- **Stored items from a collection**

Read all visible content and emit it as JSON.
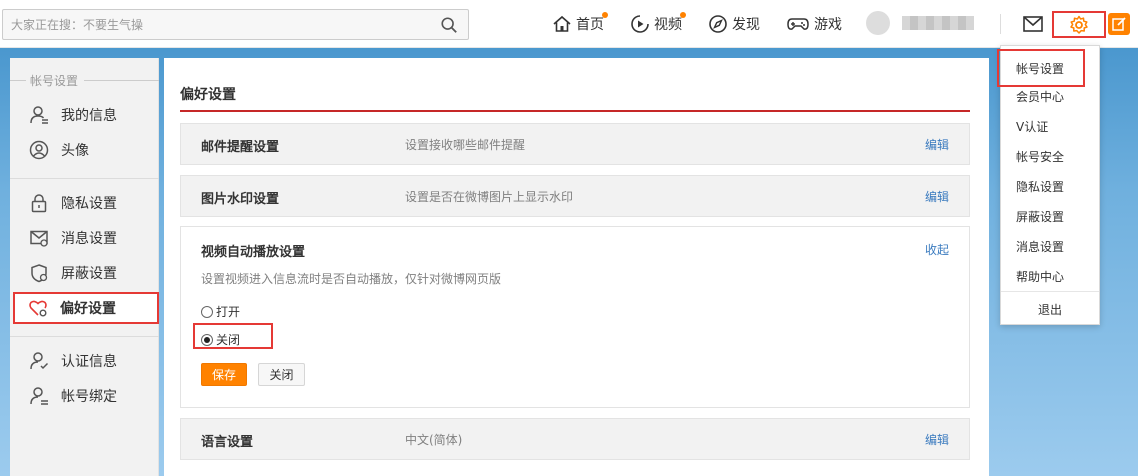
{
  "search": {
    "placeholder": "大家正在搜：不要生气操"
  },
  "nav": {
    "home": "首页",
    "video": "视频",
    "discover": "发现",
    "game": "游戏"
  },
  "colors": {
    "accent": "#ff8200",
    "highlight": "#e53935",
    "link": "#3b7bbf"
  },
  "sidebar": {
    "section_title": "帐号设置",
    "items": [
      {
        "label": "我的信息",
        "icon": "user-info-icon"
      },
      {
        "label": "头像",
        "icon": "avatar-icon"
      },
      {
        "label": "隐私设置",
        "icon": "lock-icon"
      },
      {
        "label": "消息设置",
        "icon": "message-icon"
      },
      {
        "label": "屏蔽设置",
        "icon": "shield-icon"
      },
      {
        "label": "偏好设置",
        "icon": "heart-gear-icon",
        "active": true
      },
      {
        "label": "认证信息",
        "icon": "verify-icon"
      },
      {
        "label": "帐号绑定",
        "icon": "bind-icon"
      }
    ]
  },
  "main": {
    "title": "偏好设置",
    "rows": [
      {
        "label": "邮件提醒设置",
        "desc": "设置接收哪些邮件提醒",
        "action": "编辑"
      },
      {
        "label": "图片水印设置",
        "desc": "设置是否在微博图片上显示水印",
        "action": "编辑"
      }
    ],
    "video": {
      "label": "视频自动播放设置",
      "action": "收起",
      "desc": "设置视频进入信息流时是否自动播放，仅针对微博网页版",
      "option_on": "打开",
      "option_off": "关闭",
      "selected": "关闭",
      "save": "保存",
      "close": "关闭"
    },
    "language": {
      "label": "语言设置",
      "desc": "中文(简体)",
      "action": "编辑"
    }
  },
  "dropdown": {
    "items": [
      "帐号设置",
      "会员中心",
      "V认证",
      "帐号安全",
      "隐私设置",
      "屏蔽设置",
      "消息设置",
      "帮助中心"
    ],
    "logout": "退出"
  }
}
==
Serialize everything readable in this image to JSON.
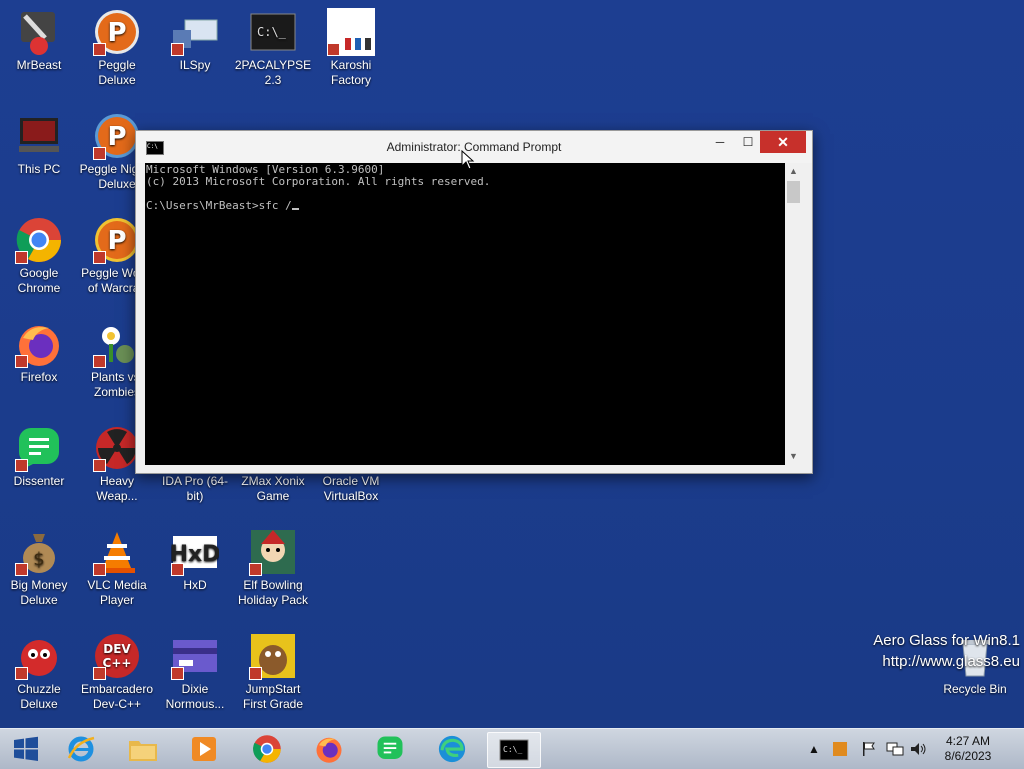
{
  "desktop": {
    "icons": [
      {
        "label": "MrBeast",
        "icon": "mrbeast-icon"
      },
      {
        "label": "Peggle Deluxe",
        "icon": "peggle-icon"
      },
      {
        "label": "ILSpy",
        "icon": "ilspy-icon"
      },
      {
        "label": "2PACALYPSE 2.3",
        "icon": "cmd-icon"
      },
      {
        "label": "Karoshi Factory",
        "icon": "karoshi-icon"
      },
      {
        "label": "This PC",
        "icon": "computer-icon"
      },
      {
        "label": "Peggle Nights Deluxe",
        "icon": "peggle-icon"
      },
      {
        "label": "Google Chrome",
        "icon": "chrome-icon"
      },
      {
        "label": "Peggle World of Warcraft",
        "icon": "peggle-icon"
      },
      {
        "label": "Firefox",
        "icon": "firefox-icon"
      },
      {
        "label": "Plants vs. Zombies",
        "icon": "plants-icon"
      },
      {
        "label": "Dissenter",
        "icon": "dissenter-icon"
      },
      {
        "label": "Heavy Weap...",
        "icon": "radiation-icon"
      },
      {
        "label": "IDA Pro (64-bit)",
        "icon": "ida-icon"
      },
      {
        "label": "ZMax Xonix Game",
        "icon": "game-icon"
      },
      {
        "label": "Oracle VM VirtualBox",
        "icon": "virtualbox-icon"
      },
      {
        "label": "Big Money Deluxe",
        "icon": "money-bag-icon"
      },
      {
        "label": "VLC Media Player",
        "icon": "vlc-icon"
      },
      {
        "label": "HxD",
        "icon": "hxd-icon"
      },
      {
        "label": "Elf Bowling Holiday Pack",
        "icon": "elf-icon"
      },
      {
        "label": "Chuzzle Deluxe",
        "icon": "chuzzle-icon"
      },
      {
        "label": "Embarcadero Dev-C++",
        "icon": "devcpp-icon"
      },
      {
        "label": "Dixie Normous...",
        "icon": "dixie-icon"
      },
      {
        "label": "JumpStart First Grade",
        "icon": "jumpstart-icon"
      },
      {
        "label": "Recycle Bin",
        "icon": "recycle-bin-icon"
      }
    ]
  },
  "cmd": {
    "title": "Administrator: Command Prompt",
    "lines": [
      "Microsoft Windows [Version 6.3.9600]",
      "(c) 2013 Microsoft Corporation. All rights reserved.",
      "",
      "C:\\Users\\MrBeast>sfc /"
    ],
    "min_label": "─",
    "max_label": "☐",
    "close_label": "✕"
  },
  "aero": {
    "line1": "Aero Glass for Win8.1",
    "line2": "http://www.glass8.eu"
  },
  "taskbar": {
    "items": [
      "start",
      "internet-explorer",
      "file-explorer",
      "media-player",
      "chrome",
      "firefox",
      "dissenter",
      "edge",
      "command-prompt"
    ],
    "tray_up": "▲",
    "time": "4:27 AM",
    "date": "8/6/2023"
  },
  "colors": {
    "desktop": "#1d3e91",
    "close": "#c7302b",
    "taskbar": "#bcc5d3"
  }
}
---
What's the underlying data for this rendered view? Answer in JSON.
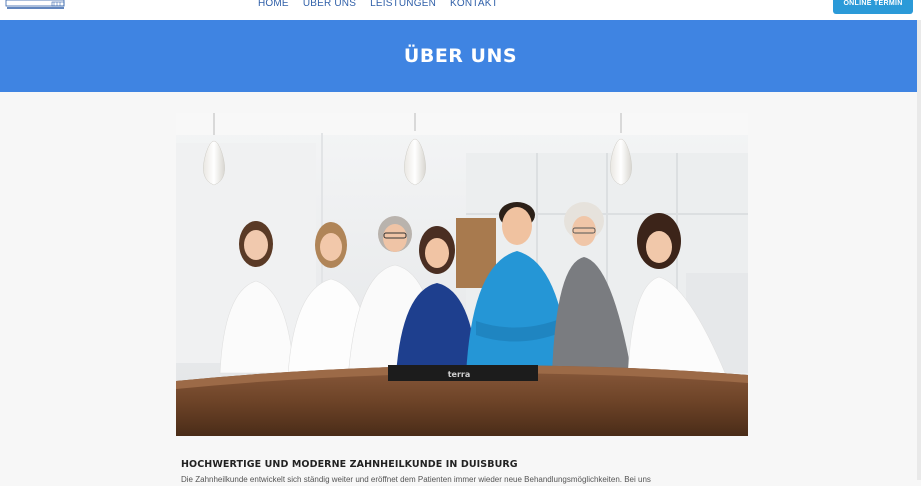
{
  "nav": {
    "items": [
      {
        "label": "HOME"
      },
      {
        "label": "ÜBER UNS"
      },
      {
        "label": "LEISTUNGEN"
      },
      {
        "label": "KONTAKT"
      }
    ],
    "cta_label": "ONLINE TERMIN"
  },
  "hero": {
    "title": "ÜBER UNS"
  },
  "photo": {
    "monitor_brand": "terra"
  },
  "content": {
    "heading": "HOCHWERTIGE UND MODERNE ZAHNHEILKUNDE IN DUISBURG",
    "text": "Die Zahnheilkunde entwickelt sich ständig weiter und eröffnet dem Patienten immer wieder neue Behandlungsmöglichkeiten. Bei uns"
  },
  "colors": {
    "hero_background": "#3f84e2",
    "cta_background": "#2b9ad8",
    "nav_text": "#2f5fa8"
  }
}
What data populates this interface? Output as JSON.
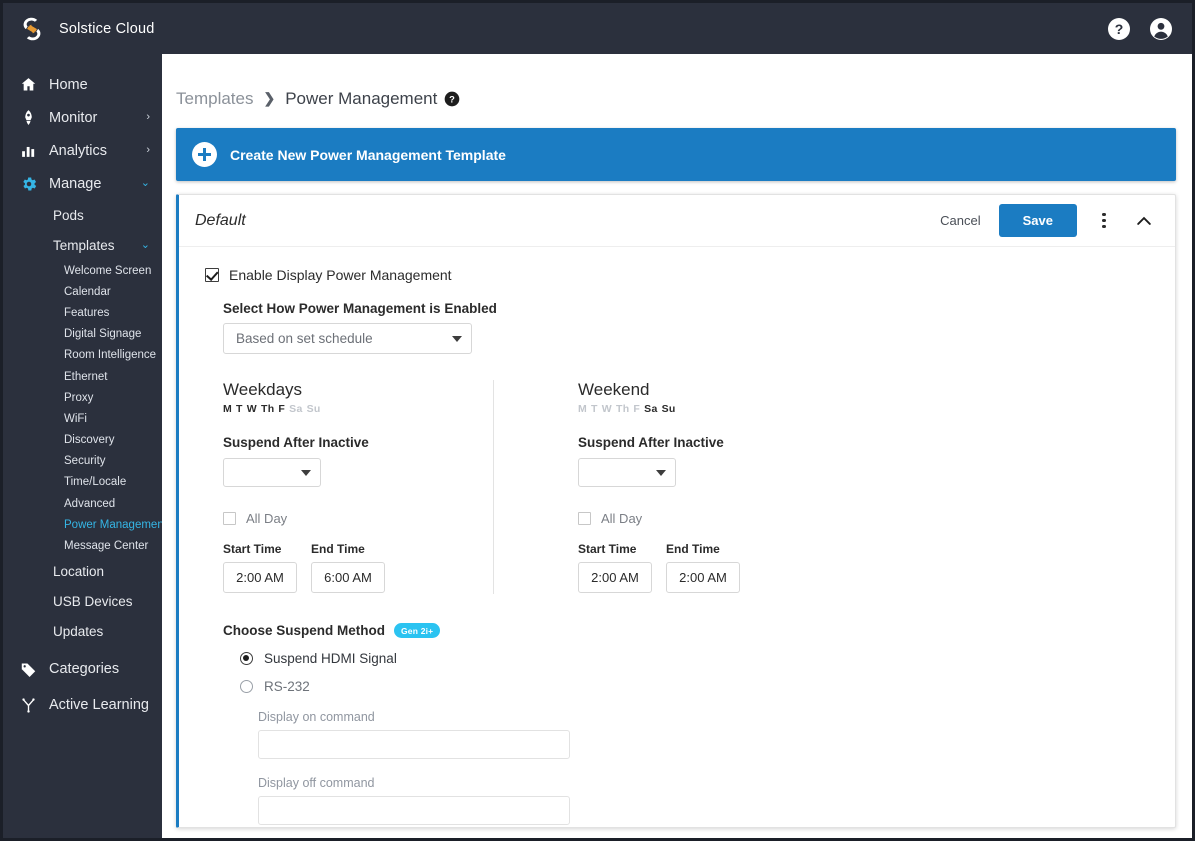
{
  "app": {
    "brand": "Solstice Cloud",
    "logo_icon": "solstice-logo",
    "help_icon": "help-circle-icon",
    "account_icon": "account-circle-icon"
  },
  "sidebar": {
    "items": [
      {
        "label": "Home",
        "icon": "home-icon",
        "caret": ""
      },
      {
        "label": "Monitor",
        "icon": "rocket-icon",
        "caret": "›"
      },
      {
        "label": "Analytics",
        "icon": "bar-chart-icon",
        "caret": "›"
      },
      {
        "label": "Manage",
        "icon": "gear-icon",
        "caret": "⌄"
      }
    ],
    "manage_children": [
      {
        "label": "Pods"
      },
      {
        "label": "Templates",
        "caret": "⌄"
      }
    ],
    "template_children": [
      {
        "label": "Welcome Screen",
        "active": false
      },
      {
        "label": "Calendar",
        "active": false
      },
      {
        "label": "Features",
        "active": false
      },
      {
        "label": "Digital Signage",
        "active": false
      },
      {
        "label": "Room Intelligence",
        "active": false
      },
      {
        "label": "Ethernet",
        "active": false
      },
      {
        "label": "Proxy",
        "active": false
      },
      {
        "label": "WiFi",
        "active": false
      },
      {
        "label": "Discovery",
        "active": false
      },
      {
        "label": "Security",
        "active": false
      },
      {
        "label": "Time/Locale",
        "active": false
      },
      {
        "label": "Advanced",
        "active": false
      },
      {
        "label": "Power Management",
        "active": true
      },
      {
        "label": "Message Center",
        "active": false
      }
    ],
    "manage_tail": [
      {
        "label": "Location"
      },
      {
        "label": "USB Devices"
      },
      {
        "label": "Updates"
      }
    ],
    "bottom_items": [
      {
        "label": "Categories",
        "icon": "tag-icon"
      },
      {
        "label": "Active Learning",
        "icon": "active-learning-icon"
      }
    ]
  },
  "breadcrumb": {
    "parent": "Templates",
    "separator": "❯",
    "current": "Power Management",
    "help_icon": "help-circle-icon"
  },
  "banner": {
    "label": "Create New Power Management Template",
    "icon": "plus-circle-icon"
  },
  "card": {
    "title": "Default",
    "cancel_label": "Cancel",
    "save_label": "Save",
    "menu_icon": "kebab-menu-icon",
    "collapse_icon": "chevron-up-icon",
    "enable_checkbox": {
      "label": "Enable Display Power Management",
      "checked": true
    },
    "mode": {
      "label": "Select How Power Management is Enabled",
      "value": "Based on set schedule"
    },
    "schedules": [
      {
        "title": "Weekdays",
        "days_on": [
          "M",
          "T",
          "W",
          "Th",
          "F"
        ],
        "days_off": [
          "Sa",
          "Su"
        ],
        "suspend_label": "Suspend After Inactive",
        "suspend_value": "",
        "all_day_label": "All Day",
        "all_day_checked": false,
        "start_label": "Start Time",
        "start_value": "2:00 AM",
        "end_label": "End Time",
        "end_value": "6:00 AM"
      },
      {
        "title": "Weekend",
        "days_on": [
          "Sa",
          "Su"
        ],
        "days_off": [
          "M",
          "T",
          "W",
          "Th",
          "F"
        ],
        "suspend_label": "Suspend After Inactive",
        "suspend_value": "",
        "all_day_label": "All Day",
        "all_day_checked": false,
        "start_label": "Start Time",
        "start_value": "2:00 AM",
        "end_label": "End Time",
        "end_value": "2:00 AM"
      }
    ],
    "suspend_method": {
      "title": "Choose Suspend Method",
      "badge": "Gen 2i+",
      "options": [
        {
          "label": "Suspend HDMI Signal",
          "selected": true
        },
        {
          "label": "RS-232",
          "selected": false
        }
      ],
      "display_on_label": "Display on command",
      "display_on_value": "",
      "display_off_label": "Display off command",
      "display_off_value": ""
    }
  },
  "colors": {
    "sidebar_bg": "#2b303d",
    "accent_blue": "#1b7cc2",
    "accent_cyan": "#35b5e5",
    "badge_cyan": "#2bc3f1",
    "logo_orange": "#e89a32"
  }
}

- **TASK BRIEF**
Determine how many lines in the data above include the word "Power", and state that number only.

- **TASK RESULT**
5